Associated Careers

Photographers who grow tired of the business or wish to hold a more steady job as well as being photographers can use their skills as graphic artists or in the art departments of publishers, magazines, newspapers, or advertising agencies. Becoming developers is another option for those photographers seeking to expand operations. Some teach photography. With additional training, photographers can become cameramen.

 Past And Future

Photography first developed in the mid-nineteenth century. Early photographers captured images on heavy plates and printed them on sepia-toned paper. Now cameras have been simplified to their bare essentials with film and a lens and aperture in cardboard boxes that can be recycled once the film is developed.

The growing use of visual images in areas such as education, communication, entertainment, marketing, research and development should continue to drive the demand for innovative and skilled photographers. The increasing use of computers in photography will create another growth area for those in the field.

Quality of Life

Two Years Out

At this level, the photographer is still learning everything there is to learn about the business. The newcomer should still be apprenticed to a more seasoned photographer. She may be a proficient photographer, but as yet has not acquired enough experience to compete against the more experienced and versatile photographers in the profession.

Five Years Out

At the five-year level, the self-employed photographer is slowly building a reputation and scouting for more clients. If he is lucky, some of his work may have been placed in magazines and trade journals, a significant step. Photographers should consider signing with stock photo agencies which grant magazine and other clients the rights to an individual’s photographs on a commission basis. Some photographers work in-house at magazines, newspapers, or are one of a stable of professionals at large photography businesses that specialize in weddings and events.

Ten Years Out

Photographers have usually set up their own studios by this point. The now highly experienced photographer is firmly established on the road to success. The ten- year veteran has significant professional contacts that will lead to bigger and more high-profile assignments.

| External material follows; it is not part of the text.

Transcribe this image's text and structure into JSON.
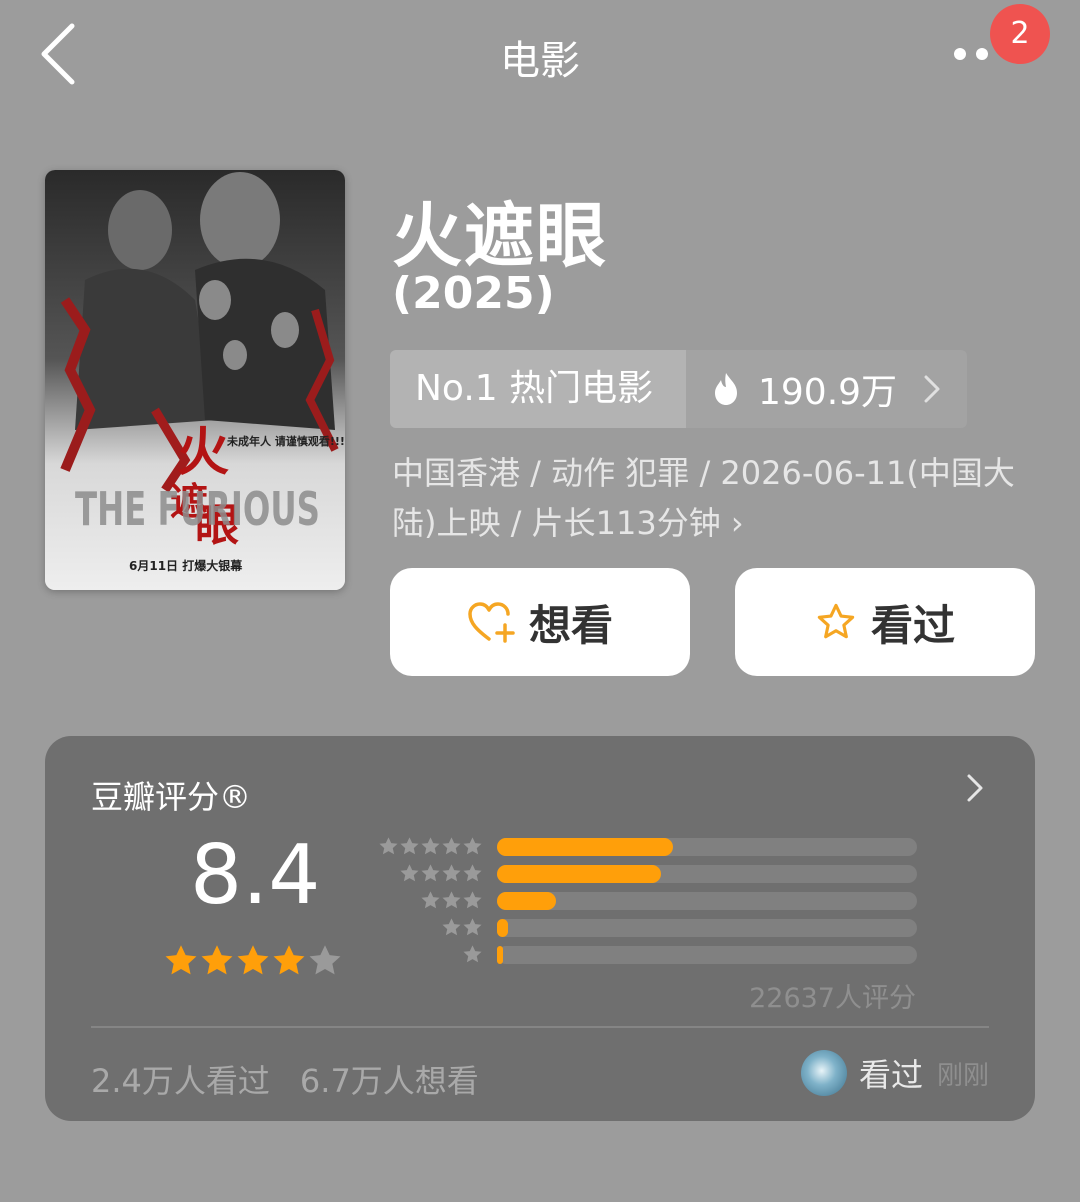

She has more pictures published in magazines and journals.

Professional Profile

# of people in profession: 120,000
% male: 60
% female: 40

Professionals Read
Professional Photographer
Photographist Forum
Books, Films and TV Shows Featuring the Profession
The Eyes of Laura Mars
The Girl in the Picture
The Bridges of Madison County
The Work of Ansel Adams

Major Employers

Glamour Shots
100 Cambridge Side Place
Cambridge, MA 02141
Tel: 617-374-9900
Fax: 617-374-9208
Contact: Pam Masters
Associated Press
184 High Street
Boston, MA 02110
Tel: 617-357-8106
Fax: 617-338-8125
Contact: Dan Hansen, Photo Editor

You’ll Have Contact With
Advertising Executives
Event Planners
Graphic Designers

Major Associations

American Society of Magazine Photographers
419 Park Avenue South
New York, NY 10016
Tel: 212-614-9644
Professional Women Photographers, c/o Photographic
17 West 17th Street
4th Floor
New York, NY 10011
Tel: 212-255-9678
Fax: 212-620-0999
American Council for the Arts
1 East 53rd Street
New York, NY 10022
Tel: 212-223-2787
Contact: Membership Department
Photographer Jobs and Careers: Photographer Job Description by
Authored by: Harrison Barnes